Research is under way to pin down exactly how much farmers markets are worth to the economy since they emerged a decade ago.
A conservative estimate from Farmers Markets Association chairman Chris Fortune, a Marlborough chef and market founder, puts the figure at $30 million a year.
Waikato University is producing hard figures on the economic impacts of New Zealand's 48 farmers markets, as the national organisation cranks up efforts to future-proof local food trading and protect its unofficial brand.
New Zealand Farmers Markets are food markets where local growers, farmers and artisan food producers sell directly to local communities without a middleman. Stallholders can only sell what they grow, farm, pickle, preserve, bake, smoke or catch themselves from a defined area of their local geography.
The markets operate for a few hours on a weekend day, with some also operating on one week day.
Fortune, whose association was formed five years ago, says farmers markets have matured beyond being "teenagers".

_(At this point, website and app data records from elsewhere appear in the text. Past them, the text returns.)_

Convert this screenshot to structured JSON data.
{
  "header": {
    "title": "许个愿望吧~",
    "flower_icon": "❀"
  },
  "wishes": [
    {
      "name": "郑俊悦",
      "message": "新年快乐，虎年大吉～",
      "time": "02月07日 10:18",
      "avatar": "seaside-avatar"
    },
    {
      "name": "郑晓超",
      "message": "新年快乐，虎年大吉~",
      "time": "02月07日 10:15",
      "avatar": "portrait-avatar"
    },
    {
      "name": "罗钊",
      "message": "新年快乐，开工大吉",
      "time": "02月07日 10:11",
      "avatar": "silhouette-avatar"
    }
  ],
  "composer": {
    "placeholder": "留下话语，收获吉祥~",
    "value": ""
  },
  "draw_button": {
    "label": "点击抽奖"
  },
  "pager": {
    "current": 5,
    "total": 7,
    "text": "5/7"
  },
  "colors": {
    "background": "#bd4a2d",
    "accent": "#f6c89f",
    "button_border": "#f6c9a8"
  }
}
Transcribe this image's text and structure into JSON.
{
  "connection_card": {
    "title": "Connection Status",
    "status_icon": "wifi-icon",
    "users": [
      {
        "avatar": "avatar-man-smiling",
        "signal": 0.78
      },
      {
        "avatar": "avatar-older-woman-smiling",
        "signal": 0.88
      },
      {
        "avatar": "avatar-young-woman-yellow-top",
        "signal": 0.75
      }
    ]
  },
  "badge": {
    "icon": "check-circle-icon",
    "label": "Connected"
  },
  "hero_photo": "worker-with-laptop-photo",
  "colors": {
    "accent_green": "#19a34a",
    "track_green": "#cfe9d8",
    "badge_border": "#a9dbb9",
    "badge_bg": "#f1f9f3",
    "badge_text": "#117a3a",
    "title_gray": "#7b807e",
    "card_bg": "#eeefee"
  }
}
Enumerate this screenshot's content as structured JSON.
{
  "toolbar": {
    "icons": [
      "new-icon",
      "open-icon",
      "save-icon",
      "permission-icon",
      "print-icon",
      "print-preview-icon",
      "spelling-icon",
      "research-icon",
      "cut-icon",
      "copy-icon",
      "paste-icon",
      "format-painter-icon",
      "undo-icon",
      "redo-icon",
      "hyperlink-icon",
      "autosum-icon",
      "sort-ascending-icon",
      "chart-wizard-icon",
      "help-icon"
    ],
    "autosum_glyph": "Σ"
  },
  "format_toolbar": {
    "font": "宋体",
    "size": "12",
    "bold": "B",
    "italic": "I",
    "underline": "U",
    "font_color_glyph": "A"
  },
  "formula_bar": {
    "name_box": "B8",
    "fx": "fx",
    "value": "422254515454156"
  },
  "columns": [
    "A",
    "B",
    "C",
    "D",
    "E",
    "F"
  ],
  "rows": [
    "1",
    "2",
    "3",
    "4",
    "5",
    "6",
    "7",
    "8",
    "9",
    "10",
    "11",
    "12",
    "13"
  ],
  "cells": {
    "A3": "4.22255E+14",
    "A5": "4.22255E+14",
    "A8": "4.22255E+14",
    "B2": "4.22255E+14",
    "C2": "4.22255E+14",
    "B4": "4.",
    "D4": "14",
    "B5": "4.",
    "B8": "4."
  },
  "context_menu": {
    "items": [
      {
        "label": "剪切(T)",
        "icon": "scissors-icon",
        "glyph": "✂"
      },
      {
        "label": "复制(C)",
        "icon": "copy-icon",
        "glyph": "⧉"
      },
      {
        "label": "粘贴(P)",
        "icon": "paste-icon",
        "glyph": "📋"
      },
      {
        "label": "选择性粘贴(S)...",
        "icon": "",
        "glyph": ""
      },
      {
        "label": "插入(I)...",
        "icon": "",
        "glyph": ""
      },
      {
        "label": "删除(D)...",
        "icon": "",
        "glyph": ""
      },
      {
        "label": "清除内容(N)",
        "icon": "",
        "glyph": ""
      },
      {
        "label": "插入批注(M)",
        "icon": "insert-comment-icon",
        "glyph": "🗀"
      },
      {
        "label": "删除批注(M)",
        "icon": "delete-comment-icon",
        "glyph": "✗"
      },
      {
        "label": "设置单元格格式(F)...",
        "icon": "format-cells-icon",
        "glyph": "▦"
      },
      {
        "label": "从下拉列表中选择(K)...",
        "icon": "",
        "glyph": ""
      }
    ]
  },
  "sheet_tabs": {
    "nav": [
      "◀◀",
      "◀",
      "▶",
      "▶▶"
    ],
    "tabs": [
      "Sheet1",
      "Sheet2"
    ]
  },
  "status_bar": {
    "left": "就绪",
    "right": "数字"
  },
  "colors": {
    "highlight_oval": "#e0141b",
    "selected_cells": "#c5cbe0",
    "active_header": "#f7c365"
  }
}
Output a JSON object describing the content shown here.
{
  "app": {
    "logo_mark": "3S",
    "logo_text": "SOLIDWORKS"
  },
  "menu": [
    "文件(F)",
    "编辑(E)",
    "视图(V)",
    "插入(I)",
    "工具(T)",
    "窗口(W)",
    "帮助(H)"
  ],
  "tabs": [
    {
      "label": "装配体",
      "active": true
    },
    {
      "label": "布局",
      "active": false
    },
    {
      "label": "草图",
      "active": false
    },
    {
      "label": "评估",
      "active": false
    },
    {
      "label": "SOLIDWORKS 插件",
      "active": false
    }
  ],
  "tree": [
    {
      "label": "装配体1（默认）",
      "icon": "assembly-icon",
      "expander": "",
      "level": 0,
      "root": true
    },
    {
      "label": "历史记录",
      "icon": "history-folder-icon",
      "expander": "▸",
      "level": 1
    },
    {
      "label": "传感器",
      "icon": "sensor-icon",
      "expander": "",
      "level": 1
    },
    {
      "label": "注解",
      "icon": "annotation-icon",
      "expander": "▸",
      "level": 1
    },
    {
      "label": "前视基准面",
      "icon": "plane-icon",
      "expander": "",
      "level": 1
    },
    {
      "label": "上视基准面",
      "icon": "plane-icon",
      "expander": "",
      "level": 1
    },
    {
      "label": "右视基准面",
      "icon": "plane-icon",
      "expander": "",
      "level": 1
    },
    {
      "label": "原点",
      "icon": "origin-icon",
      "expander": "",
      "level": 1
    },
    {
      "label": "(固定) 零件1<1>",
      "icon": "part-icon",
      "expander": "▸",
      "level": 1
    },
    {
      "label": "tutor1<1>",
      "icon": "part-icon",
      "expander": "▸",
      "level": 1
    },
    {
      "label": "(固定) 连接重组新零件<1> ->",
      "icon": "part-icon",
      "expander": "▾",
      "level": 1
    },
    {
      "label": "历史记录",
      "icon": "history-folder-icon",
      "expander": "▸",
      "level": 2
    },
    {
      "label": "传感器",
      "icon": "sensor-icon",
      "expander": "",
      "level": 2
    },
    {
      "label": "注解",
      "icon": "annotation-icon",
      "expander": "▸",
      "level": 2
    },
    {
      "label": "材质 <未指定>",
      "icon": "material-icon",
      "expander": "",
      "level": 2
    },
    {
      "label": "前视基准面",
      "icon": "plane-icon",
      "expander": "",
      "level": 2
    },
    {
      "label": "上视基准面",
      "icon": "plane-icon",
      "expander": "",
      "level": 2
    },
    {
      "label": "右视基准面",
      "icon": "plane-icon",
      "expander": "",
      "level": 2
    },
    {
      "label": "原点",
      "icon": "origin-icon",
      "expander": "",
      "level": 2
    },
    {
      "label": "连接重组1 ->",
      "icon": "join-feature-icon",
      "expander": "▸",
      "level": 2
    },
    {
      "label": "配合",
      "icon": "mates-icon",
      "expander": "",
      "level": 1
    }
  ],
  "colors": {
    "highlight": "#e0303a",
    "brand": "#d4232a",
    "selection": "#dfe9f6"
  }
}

"There's always a trendy stage with these things we are over that. We're past the look good, feel good stage. We're growing up, we're understanding what we have and using it to make sure the same model and principles on which we were founded are still there in 20 years."
Part of being grown up is protecting the brand, Fortune says, which is hard for a volunteer organisation with next-to-no funding.
The association is envious of its counterpart in the Australian state of Victoria where farmers markets' have received $8m in government funding.
Fortune says all his group needs is $200,000 annually "to make a difference".
"We rely on a volunteer committee at the moment. That's fine because it's part of the growing-up process but we've got to get better [closer to] with universities, to find the economic impacts on communities. Until we can collect and collate information on a national basis, we're always going to be seen as the little boys and girls."
The association has received $200,000 in the past from NZ Trade and Enterprise and the Ministry of Economic Development to help promote "Buy New Zealand". The money was spent introducing an "authenticity" standards programme, to which 60 per cent of markets have signed up, and launching a national website.
Fortune told the recent Farmers Markets NZ annual conference that global multinationals such as Campbells and Johnson & Johnson pharmaceuticals had approached the association wanting a slice of the concept.
"They want our customers over 50,000 a week, and that is very conservative. Otago attracts 5000 a week, Marlborough 2000 and that is over only three or four hours."
Fortune told the conference the markets and regional food producers needed to "stand up and claim what they own and what they need to protect".
"The only tangible asset that we all share, the only tangible thing we can truly claim to be ours and grow together is the two words 'farmers market'."
However, in its future-proofing mission and efforts to show who the "real" food producers of New Zealand are, the association is not commercially blinkered, Fortune says.
It is looking to engage with like-minded sectors and companies that will benefit its members through group discounts, generic sponsorship and regional funding pools.
Fortune says farmers market's have grown in popularity among those who don't accept mass produced food.
"Every week I get calls from producers stepping out of the mainstream for more financial reward and because supermarkets have chosen not to buy off these people.
"The fastest growth sector in New Zealand at the moment is support for butchers and delis. It's about shortening supply chains, about producers directly communicating with consumers, about where how and where it was grown, how to cook it."
Fortune says he started the Marlborough market after returning from overseas and producing fresh food from his land for his restaurant.
"As a chef I want New Zealand product. When I arrived back I was gobsmacked that my local butcher sent me Australian lamb, that my local supermarket stocked American asparagus, that I couldn't source local lamb.
"It all comes back to the supply chain and people telling us how we should shop and what we should buy through a limited distribution system of supermarkets where the major component of purchasing is price."